Don't tell Elon Musk.
Electric vehicles are here, but the part of our futuristic world that sees us being driven around in these cars without any human input remains a tricky thing to perfect. Nevertheless, autonomous vehicles and robotaxis are coming. Germany is getting a robotaxi service soon, and Hyundai has turned the Ioniq 5 into a driverless taxi too, with the finished product expected to arrive as soon as 2023. But like any new technology, nefarious individuals will inevitably look for a way to take advantage. A pertinent fear is that autonomous vehicles and flying cars - whenever those arrive - will be susceptible to cyber attacks. Fortunately, the good guys have already figured out a way to avoid this, and it uses the technology behind cryptocurrencies like Bitcoin and Ripple.

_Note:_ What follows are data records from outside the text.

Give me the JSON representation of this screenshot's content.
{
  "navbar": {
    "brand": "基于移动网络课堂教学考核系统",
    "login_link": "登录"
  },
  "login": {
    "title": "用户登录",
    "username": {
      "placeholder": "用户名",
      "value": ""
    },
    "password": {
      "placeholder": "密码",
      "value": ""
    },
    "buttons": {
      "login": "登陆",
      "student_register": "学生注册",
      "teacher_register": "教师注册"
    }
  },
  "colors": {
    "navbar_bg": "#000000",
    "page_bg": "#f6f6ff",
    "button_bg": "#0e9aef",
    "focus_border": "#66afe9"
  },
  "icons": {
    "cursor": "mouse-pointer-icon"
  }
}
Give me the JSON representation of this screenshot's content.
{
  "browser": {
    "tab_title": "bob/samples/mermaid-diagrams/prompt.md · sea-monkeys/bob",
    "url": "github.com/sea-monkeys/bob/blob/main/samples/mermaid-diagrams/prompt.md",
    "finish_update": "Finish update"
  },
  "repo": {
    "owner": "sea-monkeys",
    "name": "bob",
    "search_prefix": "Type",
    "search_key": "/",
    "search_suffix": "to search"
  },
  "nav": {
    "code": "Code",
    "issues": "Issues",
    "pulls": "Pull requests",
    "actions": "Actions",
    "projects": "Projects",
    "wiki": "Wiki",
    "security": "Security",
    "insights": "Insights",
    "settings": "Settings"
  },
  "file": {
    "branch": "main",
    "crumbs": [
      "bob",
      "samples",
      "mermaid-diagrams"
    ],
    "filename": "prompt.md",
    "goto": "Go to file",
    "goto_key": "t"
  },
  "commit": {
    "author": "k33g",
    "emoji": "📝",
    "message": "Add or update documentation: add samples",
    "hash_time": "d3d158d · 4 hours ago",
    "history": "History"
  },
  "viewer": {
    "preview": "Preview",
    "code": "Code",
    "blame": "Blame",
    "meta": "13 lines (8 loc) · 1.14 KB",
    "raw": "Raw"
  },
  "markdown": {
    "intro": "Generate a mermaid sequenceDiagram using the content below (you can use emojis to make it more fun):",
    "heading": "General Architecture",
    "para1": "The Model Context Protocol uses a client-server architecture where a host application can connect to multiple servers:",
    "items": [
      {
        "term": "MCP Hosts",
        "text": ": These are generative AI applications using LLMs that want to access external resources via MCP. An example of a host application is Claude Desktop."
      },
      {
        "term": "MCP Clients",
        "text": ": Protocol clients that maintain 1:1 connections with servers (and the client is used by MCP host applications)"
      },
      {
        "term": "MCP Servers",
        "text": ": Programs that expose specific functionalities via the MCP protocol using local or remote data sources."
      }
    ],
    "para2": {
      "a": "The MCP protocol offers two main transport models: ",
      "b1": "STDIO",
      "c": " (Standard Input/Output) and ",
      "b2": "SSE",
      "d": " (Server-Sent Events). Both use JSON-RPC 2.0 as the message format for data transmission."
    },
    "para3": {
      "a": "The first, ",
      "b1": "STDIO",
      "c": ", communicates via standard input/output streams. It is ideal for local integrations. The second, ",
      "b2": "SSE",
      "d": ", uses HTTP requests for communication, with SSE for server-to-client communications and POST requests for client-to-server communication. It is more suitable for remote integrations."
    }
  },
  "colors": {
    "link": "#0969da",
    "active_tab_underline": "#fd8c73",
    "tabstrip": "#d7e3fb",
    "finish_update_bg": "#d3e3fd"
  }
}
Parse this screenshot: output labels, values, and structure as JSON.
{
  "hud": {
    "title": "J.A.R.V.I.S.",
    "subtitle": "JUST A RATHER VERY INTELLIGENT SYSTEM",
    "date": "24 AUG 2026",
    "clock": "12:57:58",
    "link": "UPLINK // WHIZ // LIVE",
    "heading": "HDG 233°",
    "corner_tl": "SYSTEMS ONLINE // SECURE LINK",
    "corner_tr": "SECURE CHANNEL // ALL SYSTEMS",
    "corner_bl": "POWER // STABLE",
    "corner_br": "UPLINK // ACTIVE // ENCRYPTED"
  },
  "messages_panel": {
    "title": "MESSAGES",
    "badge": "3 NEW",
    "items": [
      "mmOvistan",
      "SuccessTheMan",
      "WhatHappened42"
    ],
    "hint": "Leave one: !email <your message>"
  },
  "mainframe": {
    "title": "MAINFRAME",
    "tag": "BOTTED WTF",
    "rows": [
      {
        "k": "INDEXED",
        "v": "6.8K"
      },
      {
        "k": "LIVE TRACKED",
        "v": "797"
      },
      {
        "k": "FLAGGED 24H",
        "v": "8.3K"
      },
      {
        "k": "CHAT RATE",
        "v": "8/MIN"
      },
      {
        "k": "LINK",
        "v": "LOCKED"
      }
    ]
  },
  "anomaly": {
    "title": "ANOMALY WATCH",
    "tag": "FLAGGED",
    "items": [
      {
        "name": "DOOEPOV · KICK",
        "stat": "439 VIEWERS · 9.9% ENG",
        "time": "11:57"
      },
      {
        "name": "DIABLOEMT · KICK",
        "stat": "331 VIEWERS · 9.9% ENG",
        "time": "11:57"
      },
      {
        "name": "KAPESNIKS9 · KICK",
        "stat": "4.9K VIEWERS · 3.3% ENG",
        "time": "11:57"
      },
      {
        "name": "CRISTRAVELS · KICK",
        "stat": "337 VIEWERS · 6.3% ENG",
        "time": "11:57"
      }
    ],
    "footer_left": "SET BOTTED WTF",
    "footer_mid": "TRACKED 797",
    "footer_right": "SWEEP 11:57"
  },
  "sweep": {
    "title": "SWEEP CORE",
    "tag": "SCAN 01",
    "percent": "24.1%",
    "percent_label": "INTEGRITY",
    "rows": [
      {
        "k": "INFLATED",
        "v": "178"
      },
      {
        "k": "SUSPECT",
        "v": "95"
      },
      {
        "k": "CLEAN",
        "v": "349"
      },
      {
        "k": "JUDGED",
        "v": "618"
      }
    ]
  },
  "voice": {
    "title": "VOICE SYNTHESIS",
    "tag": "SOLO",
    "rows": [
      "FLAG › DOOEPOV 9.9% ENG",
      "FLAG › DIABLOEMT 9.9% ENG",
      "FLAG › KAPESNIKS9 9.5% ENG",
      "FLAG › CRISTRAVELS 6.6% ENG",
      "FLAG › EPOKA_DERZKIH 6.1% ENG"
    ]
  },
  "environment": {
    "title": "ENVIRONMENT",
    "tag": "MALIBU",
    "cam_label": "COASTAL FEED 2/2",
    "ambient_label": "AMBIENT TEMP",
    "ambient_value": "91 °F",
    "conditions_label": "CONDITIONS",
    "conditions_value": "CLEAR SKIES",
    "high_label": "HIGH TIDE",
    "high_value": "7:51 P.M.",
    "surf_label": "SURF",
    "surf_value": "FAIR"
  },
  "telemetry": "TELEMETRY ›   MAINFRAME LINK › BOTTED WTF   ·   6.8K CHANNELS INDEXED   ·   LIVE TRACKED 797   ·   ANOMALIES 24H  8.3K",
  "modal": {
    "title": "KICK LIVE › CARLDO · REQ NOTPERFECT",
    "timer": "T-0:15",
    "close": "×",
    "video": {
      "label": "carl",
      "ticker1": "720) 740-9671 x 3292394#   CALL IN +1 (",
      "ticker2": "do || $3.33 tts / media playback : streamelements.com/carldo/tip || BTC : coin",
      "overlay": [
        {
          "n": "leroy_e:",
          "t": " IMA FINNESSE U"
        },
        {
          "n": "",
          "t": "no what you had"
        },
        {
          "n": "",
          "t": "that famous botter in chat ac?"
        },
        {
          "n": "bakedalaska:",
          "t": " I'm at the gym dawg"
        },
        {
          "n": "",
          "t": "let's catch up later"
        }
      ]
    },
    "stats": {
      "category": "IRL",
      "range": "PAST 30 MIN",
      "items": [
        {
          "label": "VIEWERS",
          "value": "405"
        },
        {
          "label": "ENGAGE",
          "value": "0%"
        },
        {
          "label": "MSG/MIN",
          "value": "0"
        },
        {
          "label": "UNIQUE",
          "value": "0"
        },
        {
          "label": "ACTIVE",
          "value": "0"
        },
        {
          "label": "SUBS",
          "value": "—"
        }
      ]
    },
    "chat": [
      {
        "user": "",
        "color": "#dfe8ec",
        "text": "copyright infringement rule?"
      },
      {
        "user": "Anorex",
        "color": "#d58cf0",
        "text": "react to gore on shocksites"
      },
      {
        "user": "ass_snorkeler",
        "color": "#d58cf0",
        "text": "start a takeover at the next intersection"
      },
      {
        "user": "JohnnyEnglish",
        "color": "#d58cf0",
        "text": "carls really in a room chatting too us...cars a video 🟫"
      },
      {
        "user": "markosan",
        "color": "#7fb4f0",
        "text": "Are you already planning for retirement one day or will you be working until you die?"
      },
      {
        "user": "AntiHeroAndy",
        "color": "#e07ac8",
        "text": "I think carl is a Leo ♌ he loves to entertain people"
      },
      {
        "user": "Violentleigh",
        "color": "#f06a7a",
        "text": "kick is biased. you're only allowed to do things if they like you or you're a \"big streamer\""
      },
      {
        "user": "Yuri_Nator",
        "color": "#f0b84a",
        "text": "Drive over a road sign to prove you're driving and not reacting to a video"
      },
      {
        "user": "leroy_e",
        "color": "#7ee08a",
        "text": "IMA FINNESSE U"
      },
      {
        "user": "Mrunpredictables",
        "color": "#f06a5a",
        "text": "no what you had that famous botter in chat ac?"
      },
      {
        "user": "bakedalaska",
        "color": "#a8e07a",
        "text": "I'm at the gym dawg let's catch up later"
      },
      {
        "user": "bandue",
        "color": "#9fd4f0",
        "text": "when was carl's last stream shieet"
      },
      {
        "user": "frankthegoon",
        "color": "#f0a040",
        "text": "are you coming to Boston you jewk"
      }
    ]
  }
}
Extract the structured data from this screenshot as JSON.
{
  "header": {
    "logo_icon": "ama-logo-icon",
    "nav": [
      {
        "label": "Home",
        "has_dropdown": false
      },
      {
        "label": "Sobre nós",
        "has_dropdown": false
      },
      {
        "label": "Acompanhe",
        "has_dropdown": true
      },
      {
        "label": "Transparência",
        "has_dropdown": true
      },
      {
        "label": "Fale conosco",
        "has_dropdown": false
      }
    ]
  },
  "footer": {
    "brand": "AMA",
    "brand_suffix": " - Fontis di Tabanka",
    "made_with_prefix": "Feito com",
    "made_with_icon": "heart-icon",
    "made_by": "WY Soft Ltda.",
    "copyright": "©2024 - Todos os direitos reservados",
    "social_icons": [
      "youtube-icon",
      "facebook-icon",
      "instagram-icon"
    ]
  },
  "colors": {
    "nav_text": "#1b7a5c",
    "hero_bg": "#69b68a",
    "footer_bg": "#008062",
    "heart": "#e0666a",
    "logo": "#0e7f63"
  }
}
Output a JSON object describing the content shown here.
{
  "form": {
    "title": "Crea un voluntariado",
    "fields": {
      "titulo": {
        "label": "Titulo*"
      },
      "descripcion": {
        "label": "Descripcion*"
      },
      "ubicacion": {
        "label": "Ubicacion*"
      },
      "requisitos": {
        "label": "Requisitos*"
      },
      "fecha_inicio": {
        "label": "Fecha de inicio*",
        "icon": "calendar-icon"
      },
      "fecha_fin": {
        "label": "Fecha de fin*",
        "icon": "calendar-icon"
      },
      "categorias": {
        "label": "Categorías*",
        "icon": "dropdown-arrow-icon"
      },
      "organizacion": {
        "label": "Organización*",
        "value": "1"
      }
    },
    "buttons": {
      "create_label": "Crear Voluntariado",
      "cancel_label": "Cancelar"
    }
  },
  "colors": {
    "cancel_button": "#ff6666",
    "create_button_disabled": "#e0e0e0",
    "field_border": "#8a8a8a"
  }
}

As reported on by Autoevolution, a recent paper published in IEEE Transactions on Robotics with input from researchers at the Massachusetts Institute of Technology (MIT) and the Polytechnic University of Madrid says that the solution to potential hacks is blockchain technology. See, any robotic system integrated into a public infrastructure system - connected self-driving cars, for example - could spell doom for the entire system if even one component were to be hacked. This would lead to a knock-on effect throughout the system, which could open the door for ransomware attacks or even terrorism. The idea suggested in the paper proposes that a transaction-based communication system could avoid this because of its high level of encryption.
The theory is that robots within a system would be able to detect when one of the robots has been hacked thanks to them being able to identify inconsistencies between the original content of the block and the altered (hacked) update. This could work because blocks in the chain contain basic information and a coded version thereof, as well a coded version of the previous block's information, known as the "hash". If the content of a block is maliciously altered, the hash changes, and that change alters the block's connection with the rest of the chain. When this happens, the unaffected blocks become aware of it, so to speak, and will automatically disconnect from the affected block. Furthermore, this system could record all transactions, making it possible for the robots to evolve and become more aware of potential future attacks.
It's a novel idea for a problem few have considered, but we're glad that there's already a potential solution.